In later years, the Reformation put an end to the celebration of Halloween as a religious holiday for many Protestants, but in predominantly Catholic countries, the traditional All Hallows’ Eve observances continued. Eventually, many in Britain and elsewhere celebrated the secular traditions of Halloween, even while leaving behind the religious trappings of the holiday.
Halloween was slow to spread to North America, with the early Puritan settlers staunchly rejecting it, as they did many other traditions of the Catholic Church. It was not until the 19th century that mass immigration from Ireland and Scotland brought an uptick in Halloween celebrations to the States, and not until the early 20th century that it was widely celebrated coast to coast.
Today, of course, Halloween is big business. In fact, Americans are projected to spend a record-breaking $9 billion on Halloween-related consumer goods in 2021, whether that’s costumes, candy, lawn decorations, you name it. This doesn’t come close to matching the biggest holidays of the year in terms of spending.

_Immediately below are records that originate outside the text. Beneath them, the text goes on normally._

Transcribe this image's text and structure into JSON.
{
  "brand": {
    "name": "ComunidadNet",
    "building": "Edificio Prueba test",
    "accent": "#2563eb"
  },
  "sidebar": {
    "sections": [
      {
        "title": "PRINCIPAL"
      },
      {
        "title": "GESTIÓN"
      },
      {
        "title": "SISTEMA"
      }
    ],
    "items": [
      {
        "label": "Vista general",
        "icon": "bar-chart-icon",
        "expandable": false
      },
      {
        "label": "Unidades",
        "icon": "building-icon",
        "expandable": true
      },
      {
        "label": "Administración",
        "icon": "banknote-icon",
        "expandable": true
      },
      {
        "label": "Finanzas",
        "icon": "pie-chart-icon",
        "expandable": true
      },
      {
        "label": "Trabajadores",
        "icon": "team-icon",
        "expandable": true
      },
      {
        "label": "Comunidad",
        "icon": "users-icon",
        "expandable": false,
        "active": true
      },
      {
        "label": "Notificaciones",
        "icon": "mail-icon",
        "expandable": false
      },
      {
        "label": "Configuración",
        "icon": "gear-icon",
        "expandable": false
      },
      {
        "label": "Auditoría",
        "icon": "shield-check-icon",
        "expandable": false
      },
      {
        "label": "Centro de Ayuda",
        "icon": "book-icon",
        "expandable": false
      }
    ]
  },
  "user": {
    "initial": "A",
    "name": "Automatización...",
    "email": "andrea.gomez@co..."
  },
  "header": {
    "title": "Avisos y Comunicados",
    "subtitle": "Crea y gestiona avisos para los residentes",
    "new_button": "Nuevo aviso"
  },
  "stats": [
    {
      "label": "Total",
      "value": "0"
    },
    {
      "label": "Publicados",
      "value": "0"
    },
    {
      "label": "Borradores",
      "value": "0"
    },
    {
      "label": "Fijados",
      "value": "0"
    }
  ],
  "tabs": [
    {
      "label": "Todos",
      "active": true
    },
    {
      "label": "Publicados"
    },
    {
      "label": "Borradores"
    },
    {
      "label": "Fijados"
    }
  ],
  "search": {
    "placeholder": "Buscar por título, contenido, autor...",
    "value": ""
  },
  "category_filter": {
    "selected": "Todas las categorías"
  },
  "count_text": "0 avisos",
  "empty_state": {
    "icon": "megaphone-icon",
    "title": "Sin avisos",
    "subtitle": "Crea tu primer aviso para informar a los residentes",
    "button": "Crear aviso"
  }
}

But Halloween has still come a long way from those “houses of wattles and clay.”
Sources: History.com, Historic-uk.com, Encyclopedia Britannica